“In most regions of Afghanistan, Taliban leaders have no interest in associating with Al Qaeda,” the report said. “Working with Al Qaeda invites targeting and Al Qaeda personnel are no longer the adept and versatile fighters and commanders they once were.”
The report said the Haqqani network, a particularly lethal Pakistan-based faction of the insurgency that once had close ties with Al Qaeda, had not had any contacts with Al Qaeda in two years, according to detainees.
The report was apparently leaked to the BBC and The Times of London on the eve of the first high-level visit to Afghanistan since last September by a Pakistani official, Foreign Minister Hina Rabbani Khar, and both news organizations made much of Pakistan’s role in supporting the insurgents. Ms. Khar dismissed that as “old wine in an even older bottle.”
One former Obama administration official speculated that the American military might have been behind the leak. “The mood in Kabul is that the U.S. military are very critical of Pakistan,” the official said, speaking on the condition of anonymity because of military rules about discussing classified material. “They think the problem is not the Taliban, but the ISI,” the Inter-Services Intelligence Directorate, Pakistan’s spy agency.
Much of the Pakistani material in the report depicts a surprisingly unhappy alliance between the Taliban and the ISI. While it confirmed complaints by American officials that factions of the ISI cooperate with the Taliban, it also reported that Taliban leaders and fighters viewed their patrons with distrust and even hostility.
“ISI is thoroughly aware of Taliban activities and the whereabouts of all senior Taliban personnel,” the report said. “The Haqqani family, for example, resides immediately west of the ISI office at the airfield in Miram Shah, Pakistan,” the report said. The Haqqani network has been responsible for some of the most spectacular insurgent attacks of the past year, including an assault on the American Embassy and NATO headquarters in Kabul in September.
“There is a widespread assumption that Pakistan will never allow the Taliban the chance to become independent of ISI control,” the report said.
At the same time, however, it reported that Taliban commanders and fighters viewed the Pakistanis with suspicion and as “untrustworthy, manipulative, controlling and demeaning,” and cooperated with them “in lieu of realistic alternatives.” And the detainees reported no evidence that ISI directly financed or supplied the Taliban in the field, working through intermediaries instead.
But it was the accounts of cooperation between the insurgents and local government officials or security forces that seemed to most upset NATO officials. “Captured photographs of Taliban personnel riding openly in the green Ford Ranger pickup trucks of the Afghan army are commonplace throughout Afghanistan,” the report said, adding that the vehicles were “sold or donated” to the Taliban.
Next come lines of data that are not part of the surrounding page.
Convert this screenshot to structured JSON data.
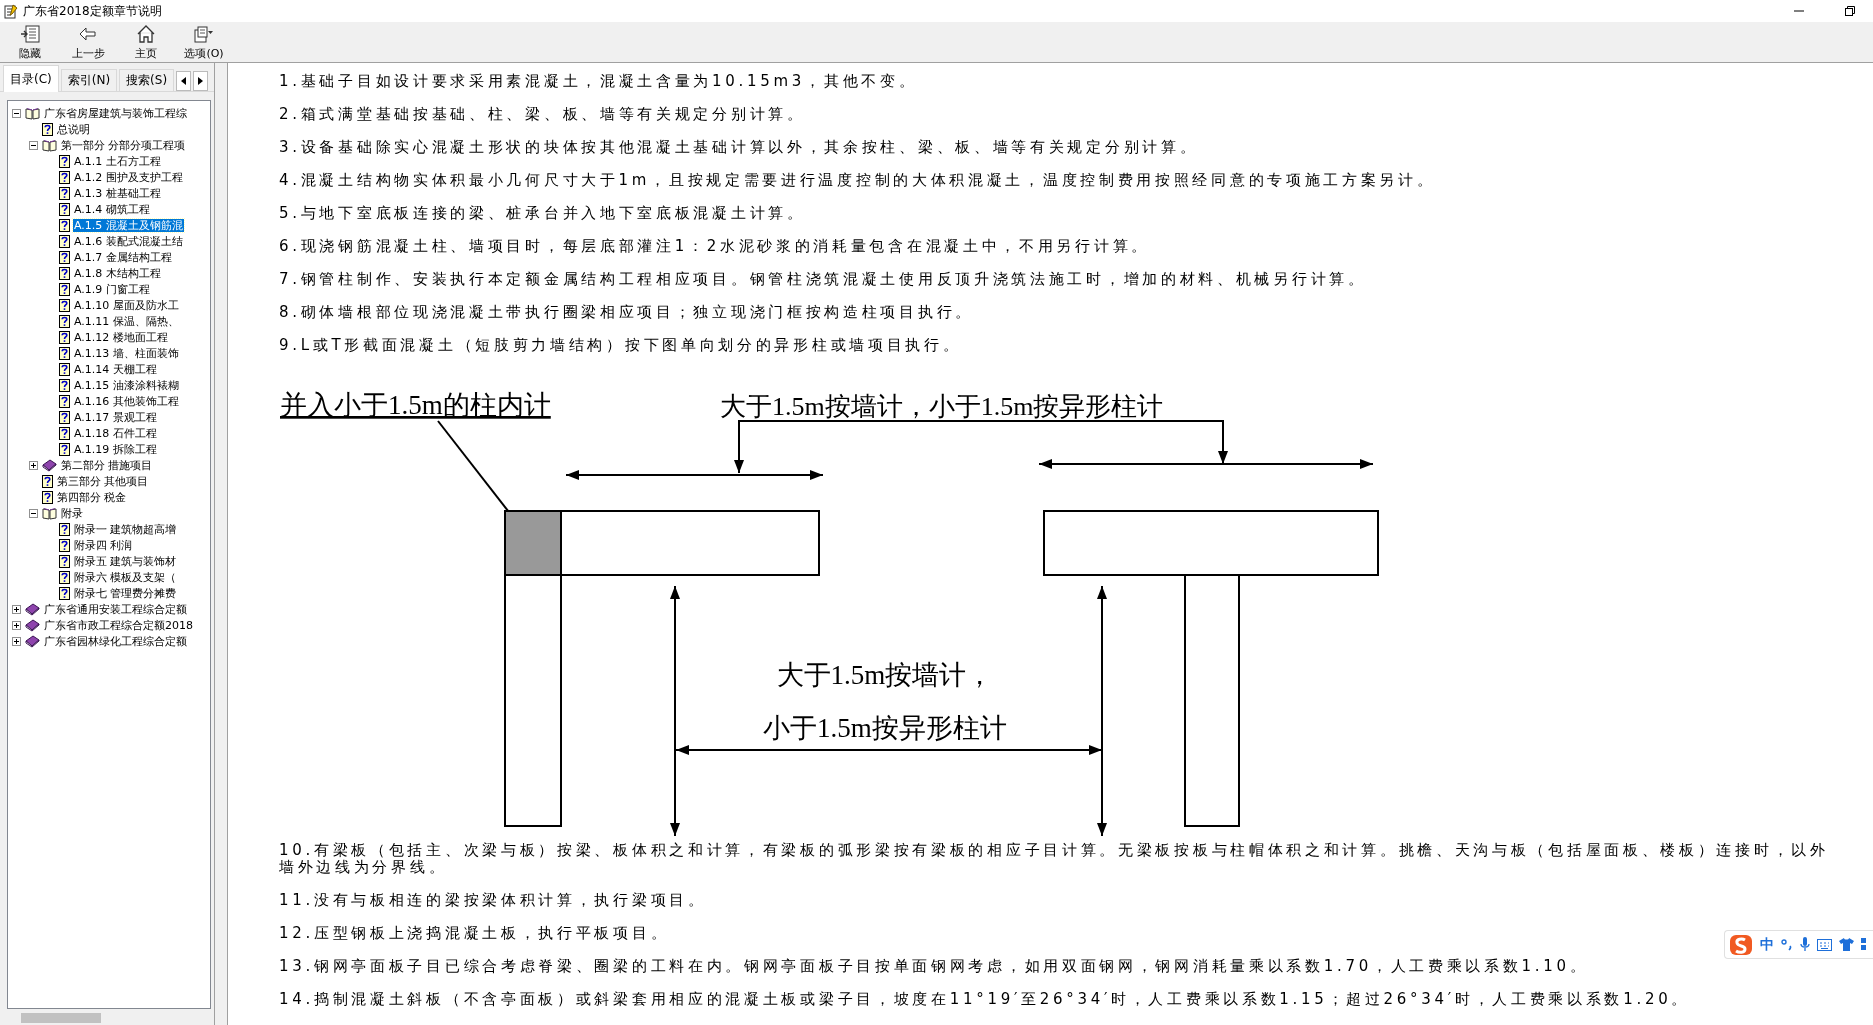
{
  "window": {
    "title": "广东省2018定额章节说明"
  },
  "toolbar": [
    {
      "label": "隐藏",
      "kind": "hide"
    },
    {
      "label": "上一步",
      "kind": "back"
    },
    {
      "label": "主页",
      "kind": "home"
    },
    {
      "label": "选项(O)",
      "kind": "options"
    }
  ],
  "tabs": [
    {
      "label": "目录(C)",
      "selected": true
    },
    {
      "label": "索引(N)",
      "selected": false
    },
    {
      "label": "搜索(S)",
      "selected": false
    }
  ],
  "tree": [
    {
      "label": "广东省房屋建筑与装饰工程综",
      "kind": "book",
      "expanded": true,
      "selected": false,
      "children": [
        {
          "label": "总说明",
          "kind": "page",
          "selected": false
        },
        {
          "label": "第一部分 分部分项工程项",
          "kind": "book",
          "expanded": true,
          "selected": false,
          "children": [
            {
              "label": "A.1.1 土石方工程",
              "kind": "page",
              "selected": false
            },
            {
              "label": "A.1.2 围护及支护工程",
              "kind": "page",
              "selected": false
            },
            {
              "label": "A.1.3 桩基础工程",
              "kind": "page",
              "selected": false
            },
            {
              "label": "A.1.4 砌筑工程",
              "kind": "page",
              "selected": false
            },
            {
              "label": "A.1.5 混凝土及钢筋混",
              "kind": "page",
              "selected": true
            },
            {
              "label": "A.1.6 装配式混凝土结",
              "kind": "page",
              "selected": false
            },
            {
              "label": "A.1.7 金属结构工程",
              "kind": "page",
              "selected": false
            },
            {
              "label": "A.1.8 木结构工程",
              "kind": "page",
              "selected": false
            },
            {
              "label": "A.1.9 门窗工程",
              "kind": "page",
              "selected": false
            },
            {
              "label": "A.1.10 屋面及防水工",
              "kind": "page",
              "selected": false
            },
            {
              "label": "A.1.11 保温、隔热、",
              "kind": "page",
              "selected": false
            },
            {
              "label": "A.1.12 楼地面工程",
              "kind": "page",
              "selected": false
            },
            {
              "label": "A.1.13 墙、柱面装饰",
              "kind": "page",
              "selected": false
            },
            {
              "label": "A.1.14 天棚工程",
              "kind": "page",
              "selected": false
            },
            {
              "label": "A.1.15 油漆涂料裱糊",
              "kind": "page",
              "selected": false
            },
            {
              "label": "A.1.16 其他装饰工程",
              "kind": "page",
              "selected": false
            },
            {
              "label": "A.1.17 景观工程",
              "kind": "page",
              "selected": false
            },
            {
              "label": "A.1.18 石件工程",
              "kind": "page",
              "selected": false
            },
            {
              "label": "A.1.19 拆除工程",
              "kind": "page",
              "selected": false
            }
          ]
        },
        {
          "label": "第二部分 措施项目",
          "kind": "book",
          "expanded": false,
          "selected": false
        },
        {
          "label": "第三部分 其他项目",
          "kind": "page",
          "selected": false
        },
        {
          "label": "第四部分 税金",
          "kind": "page",
          "selected": false
        },
        {
          "label": "附录",
          "kind": "book",
          "expanded": true,
          "selected": false,
          "children": [
            {
              "label": "附录一 建筑物超高增",
              "kind": "page",
              "selected": false
            },
            {
              "label": "附录四 利润",
              "kind": "page",
              "selected": false
            },
            {
              "label": "附录五 建筑与装饰材",
              "kind": "page",
              "selected": false
            },
            {
              "label": "附录六 模板及支架（",
              "kind": "page",
              "selected": false
            },
            {
              "label": "附录七 管理费分摊费",
              "kind": "page",
              "selected": false
            }
          ]
        }
      ]
    },
    {
      "label": "广东省通用安装工程综合定额",
      "kind": "book",
      "expanded": false,
      "selected": false
    },
    {
      "label": "广东省市政工程综合定额2018",
      "kind": "book",
      "expanded": false,
      "selected": false
    },
    {
      "label": "广东省园林绿化工程综合定额",
      "kind": "book",
      "expanded": false,
      "selected": false
    }
  ],
  "content": {
    "paragraphs_before": [
      "1.基础子目如设计要求采用素混凝土，混凝土含量为10.15m3，其他不变。",
      "2.箱式满堂基础按基础、柱、梁、板、墙等有关规定分别计算。",
      "3.设备基础除实心混凝土形状的块体按其他混凝土基础计算以外，其余按柱、梁、板、墙等有关规定分别计算。",
      "4.混凝土结构物实体积最小几何尺寸大于1m，且按规定需要进行温度控制的大体积混凝土，温度控制费用按照经同意的专项施工方案另计。",
      "5.与地下室底板连接的梁、桩承台并入地下室底板混凝土计算。",
      "6.现浇钢筋混凝土柱、墙项目时，每层底部灌注1：2水泥砂浆的消耗量包含在混凝土中，不用另行计算。",
      "7.钢管柱制作、安装执行本定额金属结构工程相应项目。钢管柱浇筑混凝土使用反顶升浇筑法施工时，增加的材料、机械另行计算。",
      "8.砌体墙根部位现浇混凝土带执行圈梁相应项目；独立现浇门框按构造柱项目执行。",
      "9.L或T形截面混凝土（短肢剪力墙结构）按下图单向划分的异形柱或墙项目执行。"
    ],
    "figure": {
      "corner_label": "并入小于1.5m的柱内计",
      "top_label": "大于1.5m按墙计，小于1.5m按异形柱计",
      "middle_label_lines": [
        "大于1.5m按墙计，",
        "小于1.5m按异形柱计"
      ]
    },
    "paragraphs_after": [
      "10.有梁板（包括主、次梁与板）按梁、板体积之和计算，有梁板的弧形梁按有梁板的相应子目计算。无梁板按板与柱帽体积之和计算。挑檐、天沟与板（包括屋面板、楼板）连接时，以外墙外边线为分界线。",
      "11.没有与板相连的梁按梁体积计算，执行梁项目。",
      "12.压型钢板上浇捣混凝土板，执行平板项目。",
      "13.钢网亭面板子目已综合考虑脊梁、圈梁的工料在内。钢网亭面板子目按单面钢网考虑，如用双面钢网，钢网消耗量乘以系数1.70，人工费乘以系数1.10。",
      "14.捣制混凝土斜板（不含亭面板）或斜梁套用相应的混凝土板或梁子目，坡度在11°19′至26°34′时，人工费乘以系数1.15；超过26°34′时，人工费乘以系数1.20。"
    ]
  },
  "ime_bar": {
    "mode": "中"
  }
}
Elsewhere it cited a document related to a plot between Afghan intelligence agents and the Taliban to ambush American soldiers.
Some of the newest material in the report covered extensive efforts by the Taliban to improve their relations with local people. The Taliban leader, Mullah Muhammad Omar, has promoted a code of conduct that sets out how insurgents should deal with people, including rules on avoiding civilian casualties and excessively brutal punishments.
The group has even instituted “hot line” numbers for citizens to make complaints about their treatment by insurgents, and it sends fact-finding committees out from headquarters in Quetta, eliciting complaints against local Taliban leaders.
The report, which also included interrogations of non-Taliban civilians who were arrested after sweeps of their communities, cited the high marks the insurgents received for their judicial activities, which in contrast to many government court actions, were offered to people without demands for payments or bribes.
Reporting was contributed by Declan Walsh and Salman Masood from Islamabad, Pakistan; Sharifullah Sahak from Kabul; and Steven Lee Myers from Washington.